In 1928 Weber became a member of a political circle opposing Hitler and National Socialism, which was centred around Ernst Niekisch. Weber illustated books and periodicals for the Widerstands-Verlag (Resistance Press). The journals were banned and Weber was imprisoned by the Nazis from July to December 1937.
After the Second World War he continued to be a social commentator, with his criticism covering politics, justice, militarism, enviromental pollution, inhumanity, medicine and fanaticism in sports. In 1980, Weber died at the age of 87 in Schretstaken, a small village near Ratzeburg, where he had lived since 1936.
The museum presents a cross-section of Weber's work. On the ground floor are some delightful animal drawings, which Weber made especially to please children. Then come the more satirical animal drawings. Here Weber, in the traditions of Aesop's Fables, used animals to illustrate disturbing human characteristics.
The large room, from which you can see Weber's grave in the garden, shows many of his famous drawings, such as Das Gerücht (The Rumour).
The following room contains examples of work done by the artist to support his family. There are many furniture designs, book plats, sketches of coats of arms and insignia, and much commercial art.
The Britische Bilder (The British Pictures) are located in the next three rooms. Weber produced the series of over one hundred sketches and drawings to protest against Imperialism and Colonialism - in this case, British Imperialism. He wanted to show that only a small group of people benefitted from the profits of the empire while the majority of the people lived in bitter poverty. These pictures conformed to the ideas of the Widerstand circle, but were misused by National Socialist propaganda against Britain 1941.
The prisoner circle of drawings was inspired by Weber's own detention by the Nazis. The next room contains drawings from the period of the National Socialist Regime.
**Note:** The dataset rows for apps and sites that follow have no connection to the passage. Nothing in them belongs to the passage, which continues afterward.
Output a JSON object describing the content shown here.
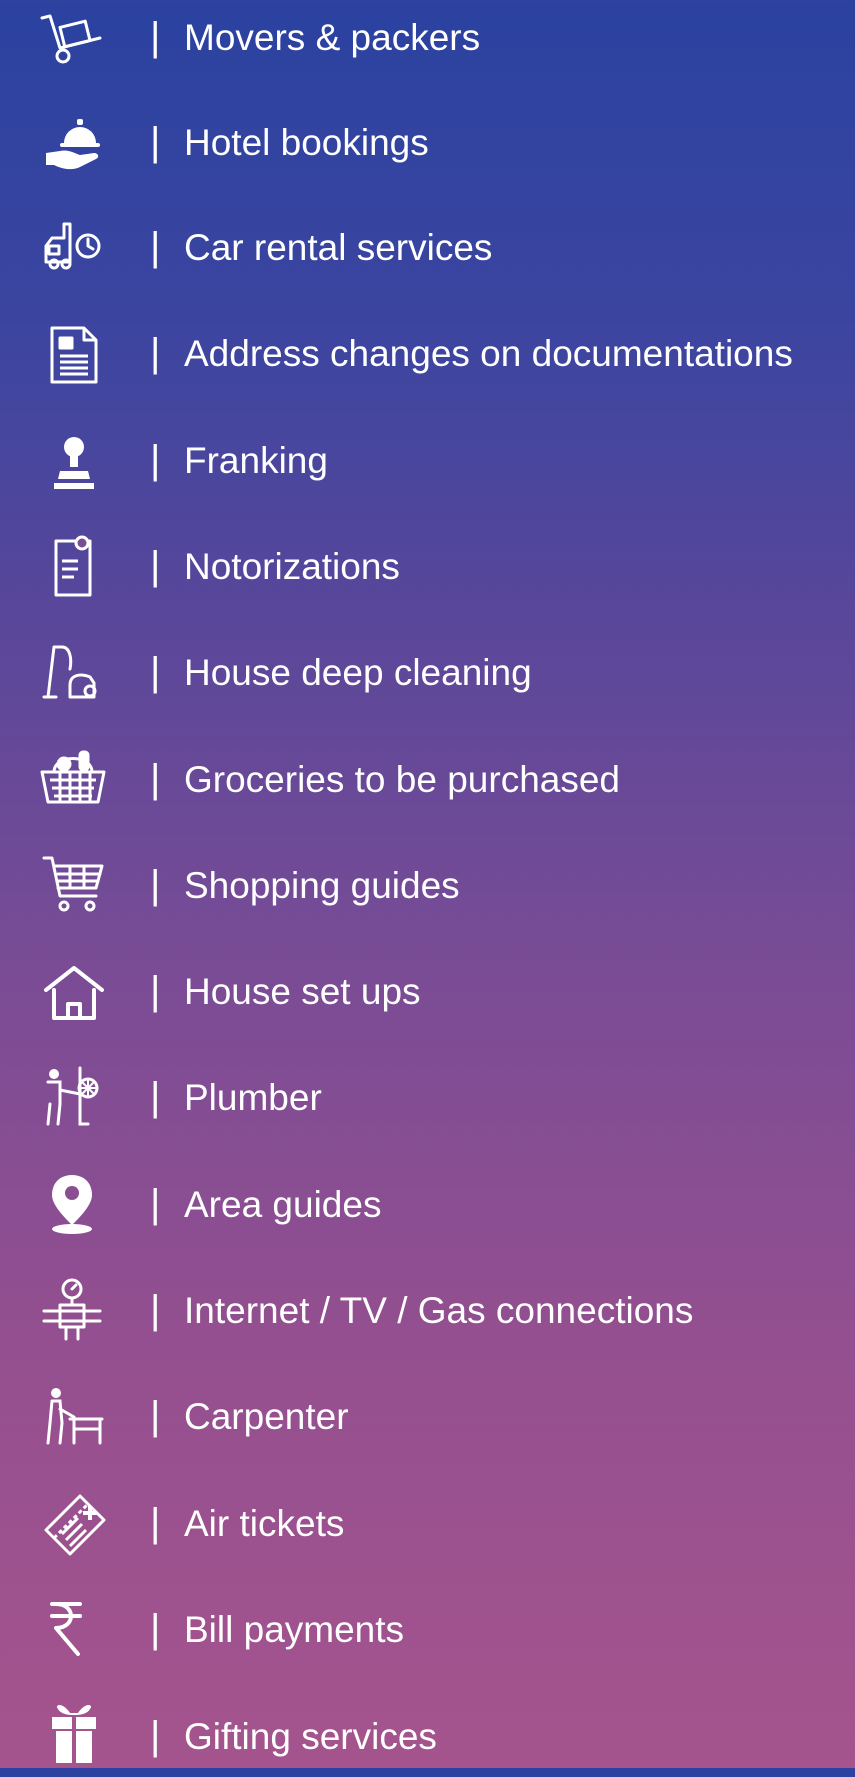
{
  "separator": "|",
  "colors": {
    "gradient_top": "#2b42a0",
    "gradient_bottom": "#a5548d",
    "text": "#ffffff"
  },
  "services": [
    {
      "label": "Movers & packers",
      "icon": "hand-truck-icon"
    },
    {
      "label": "Hotel bookings",
      "icon": "serving-hand-icon"
    },
    {
      "label": "Car rental services",
      "icon": "car-clock-icon"
    },
    {
      "label": "Address changes on documentations",
      "icon": "document-icon"
    },
    {
      "label": "Franking",
      "icon": "stamp-icon"
    },
    {
      "label": "Notorizations",
      "icon": "certificate-icon"
    },
    {
      "label": "House deep cleaning",
      "icon": "vacuum-cleaner-icon"
    },
    {
      "label": "Groceries to be purchased",
      "icon": "grocery-basket-icon"
    },
    {
      "label": "Shopping guides",
      "icon": "shopping-cart-icon"
    },
    {
      "label": "House set ups",
      "icon": "house-icon"
    },
    {
      "label": "Plumber",
      "icon": "plumber-icon"
    },
    {
      "label": "Area guides",
      "icon": "map-pin-icon"
    },
    {
      "label": "Internet / TV / Gas connections",
      "icon": "gas-meter-icon"
    },
    {
      "label": "Carpenter",
      "icon": "carpenter-icon"
    },
    {
      "label": "Air tickets",
      "icon": "air-ticket-icon"
    },
    {
      "label": "Bill payments",
      "icon": "rupee-icon"
    },
    {
      "label": "Gifting services",
      "icon": "gift-icon"
    }
  ]
}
To imagine how dangerous Weber's political involvement was, have a look at Ernst Niekisch's booklet:"Hitler-ein Deutsches Verhängnis" ("Hitler - a German Fate"), which was illustrated by the artist in 1932.
In the former kitchen of the old house stands a lithographic press. Here you can get some idea of the technique which Weber preferred.
On the upper floor landing are some examples of Weber's book illustrations. He illustrated more than 115 books, including Münchhausen and Goethe's Reineke Fuchs.
The small rooms on the upper floor show special themes that are important in A. Paul Weber's work. He was passionately concerned with depicting the destruction of our earth, seas, and even ourselves through technological expansion. His interest first manifested itself with illustrations for H. Kutzleb's book Der Zeitgenosse (The Contemporary), published in 1920. He produced Der Sterbende Hecht (The Dying Pike) in 1957 and was deeply involved in the ecological movement during the 1960's and 70's --- Death is an important theme in Weber's work, as is the figure of the fool, which is a common charakter in his drawings. The artist identified himself with his figure, which was imspired by the historical joker Eulenspiegel, who lived a few miles from Ratzeburg in the town of Mölln, and by the medieval court jester. Weber envisioned himself as a court jester, because in this position he could tell uncomfortable thruths without being punished.
The chess motif reoccurs in his work after 1937. Chess is a game, but it is also a struggle of minds. Weber used the game to make conflicts between different groups clearer. He steadily created new games between literary, political and historical figures.
Weber did not draw in an abstact manner. His critique of this type of art and his opinion of narrow-minded experts and museum visitors can be seen in the next room.
In the large room upstairs you find some oil paintings, which Weber painted in his "free time" for relaxation. He often painted members of his family and friends. Critical paintings, such as the two melancholic self-portraits, are rare.
During his 87 years, Weber produced nearly 3.000 lithographs, hundreds of wood cuts, more than 200 oil paintings and several thousands of other drawings.